            ugh, seems you cant delete comments, so they’re out of order – my second one there “many times people are…” was added first.

          • Paul

            although HOW one asks is important.  asking ‘what do you mean’ sounds a bit challenging.
            maybe “it seems there’s two ways to answer that, (explain) … were you asking in one of these contexts or have i misunderstood?”

  • Phil Garner

    I easily  see it both ways.

    At the end of the day, whomever is at the helm has to come up with a solution to get out of said mess (and hopefully how to prevent said mess from happening again (resulting in a root cause analysis)).

    In dealing with various companies, there have been a few times when the end user experience is dismal and I have to ask how this came to be and how they got there.

    The company as a whole is responsible and sometimes it is difficult for a specific group to get over the hurdles due to ‘corporate policies’ that shackle and limit the choices given. At that point, it takes a someone to try to push through the red tape and achieve the goal.

  • Michael Hughes

    Your observation “More often than not the question of who is responsible, especially when
    it comes from a superior, is really who owns this and who is going to
    change this?” is sanguine at best. My reaction was “Joe, bless your heart” :-) Most employees would interpret the question as accusatory. Look at your illustration and imagine the mother coming in as saying “Who is responsible for this mess?” Do you think any of the kids would think she was asking “Who will clean this up?”

    • Joe Kleinwaechter

      Mike – I think that often the person asking the question is unsure. This is the chance for the person responding to anchor the answer to the positive future than the negative past.

      One of the main reasons Mom asks “who is responsible for this mess” is
      to determine who is going to clean it up and make things right. Granted
      she does want to know how it happened but ultimately her first goal is
      to get things back to where they need to be.

      If you assume that ultimately both questions need to be answered, why
      not lead with the answer that demonstrates resolution. There will always
      be time to analyze how you got into the mess in the first place.

  • Ron Mexico

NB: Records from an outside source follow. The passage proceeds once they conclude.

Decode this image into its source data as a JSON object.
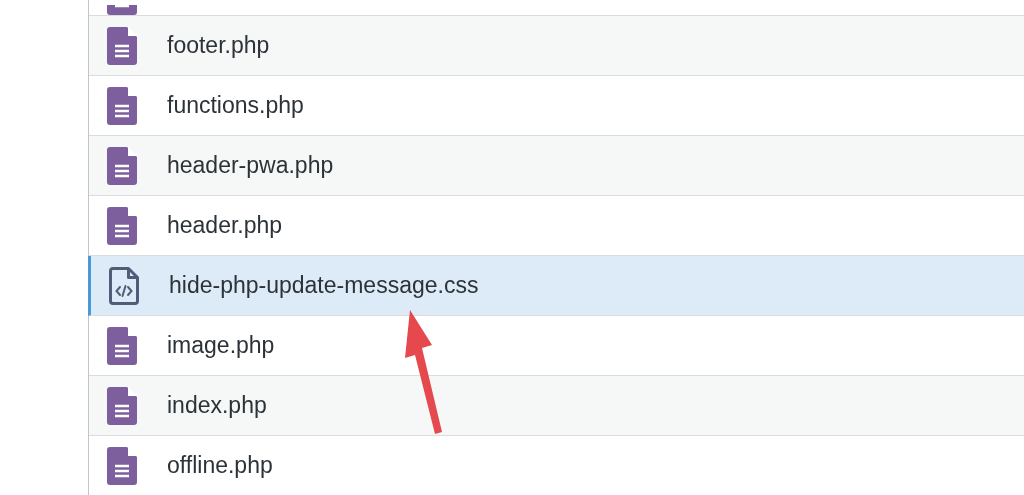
{
  "files": [
    {
      "kind": "document",
      "selected": false
    },
    {
      "kind": "document",
      "name": "footer.php",
      "selected": false
    },
    {
      "kind": "document",
      "name": "functions.php",
      "selected": false
    },
    {
      "kind": "document",
      "name": "header-pwa.php",
      "selected": false
    },
    {
      "kind": "document",
      "name": "header.php",
      "selected": false
    },
    {
      "kind": "code",
      "name": "hide-php-update-message.css",
      "selected": true
    },
    {
      "kind": "document",
      "name": "image.php",
      "selected": false
    },
    {
      "kind": "document",
      "name": "index.php",
      "selected": false
    },
    {
      "kind": "document",
      "name": "offline.php",
      "selected": false
    }
  ]
}
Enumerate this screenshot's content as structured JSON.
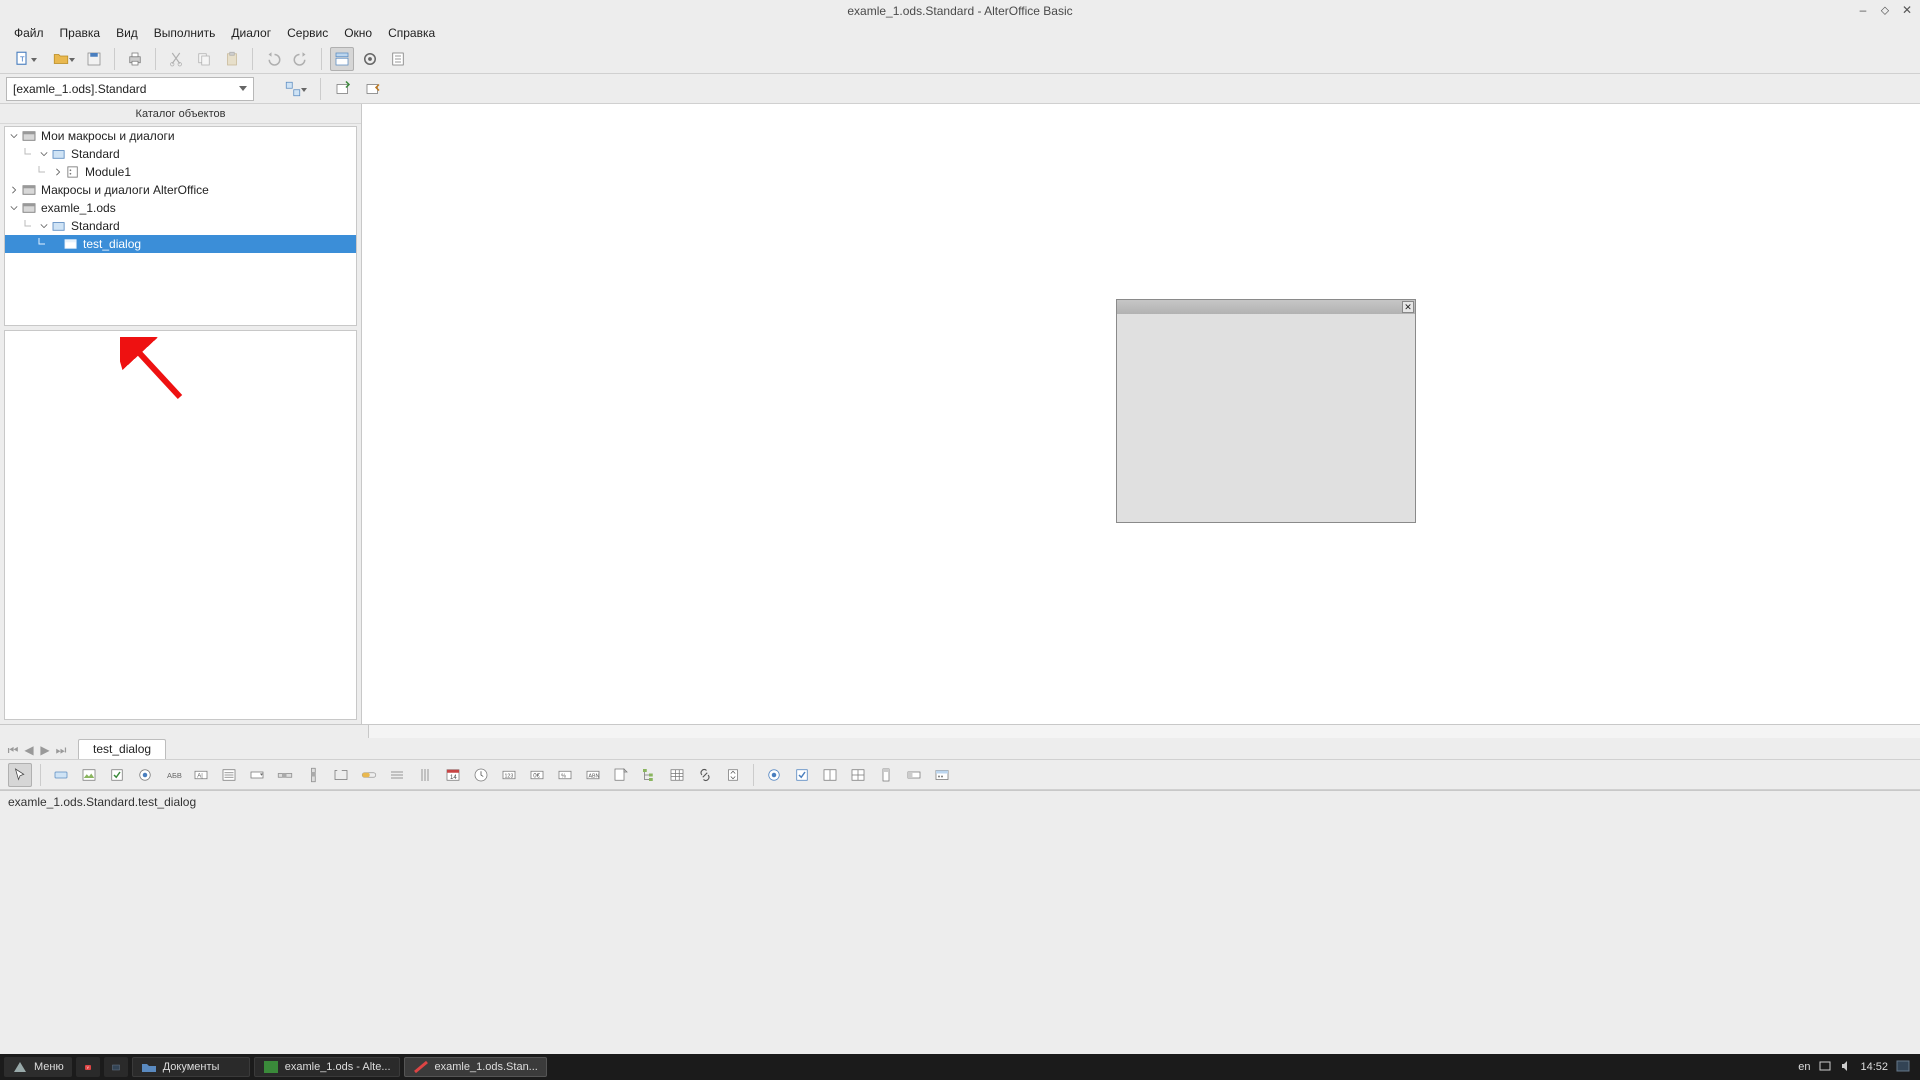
{
  "title": "examle_1.ods.Standard - AlterOffice Basic",
  "menu": {
    "file": "Файл",
    "edit": "Правка",
    "view": "Вид",
    "run": "Выполнить",
    "dialog": "Диалог",
    "tools": "Сервис",
    "window": "Окно",
    "help": "Справка"
  },
  "library_combo": "[examle_1.ods].Standard",
  "catalog_title": "Каталог объектов",
  "tree": {
    "my_macros": "Мои макросы и диалоги",
    "my_standard": "Standard",
    "my_module1": "Module1",
    "ao_macros": "Макросы и диалоги AlterOffice",
    "doc": "examle_1.ods",
    "doc_standard": "Standard",
    "doc_dialog": "test_dialog"
  },
  "tab_label": "test_dialog",
  "statusbar": "examle_1.ods.Standard.test_dialog",
  "taskbar": {
    "menu": "Меню",
    "fm": "Документы",
    "win1": "examle_1.ods - Alte...",
    "win2": "examle_1.ods.Stan...",
    "lang": "en",
    "time": "14:52"
  },
  "icons": {
    "toolbar": [
      "new-module",
      "open",
      "save-dialog",
      "print",
      "cut",
      "copy",
      "paste",
      "clipboard",
      "undo",
      "redo",
      "find-replace",
      "object-catalog",
      "macros"
    ],
    "row2": [
      "select-macro",
      "separator",
      "dialog-import",
      "dialog-export"
    ],
    "controls": [
      "selection",
      "push-button",
      "image-control",
      "line",
      "rectangle",
      "check-box",
      "option-button",
      "label",
      "text-box",
      "list-box",
      "combo-box",
      "scrollbar-h",
      "scrollbar-v",
      "frame",
      "progress-bar",
      "line-h",
      "line-v",
      "date-field",
      "time-field",
      "numeric-field",
      "currency-field",
      "formatted-field",
      "pattern-field",
      "file-selection",
      "tree-control",
      "table-control",
      "hyperlink",
      "spin",
      "separator",
      "option-group",
      "check-group",
      "group-box",
      "grid-control",
      "nav-bar",
      "properties",
      "test-mode"
    ]
  }
}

    I have to use a football analogy here, but it fits perfectly.  Mike Vick, Matt Ryan, Drew Brees, Joe Montana, or anybody else fumbles the ball.  Then you pick it up.  It doesn’t matter what happened before you got that ball.  The QB could have just laid it on the ground.  Once that ball is in you hand you only have one job:  Take that thing as far down the field as you can and score.  You don’t ask how you got it.  You don’t sit there and stare at it.  All that matters at that point is the job you do after you get it.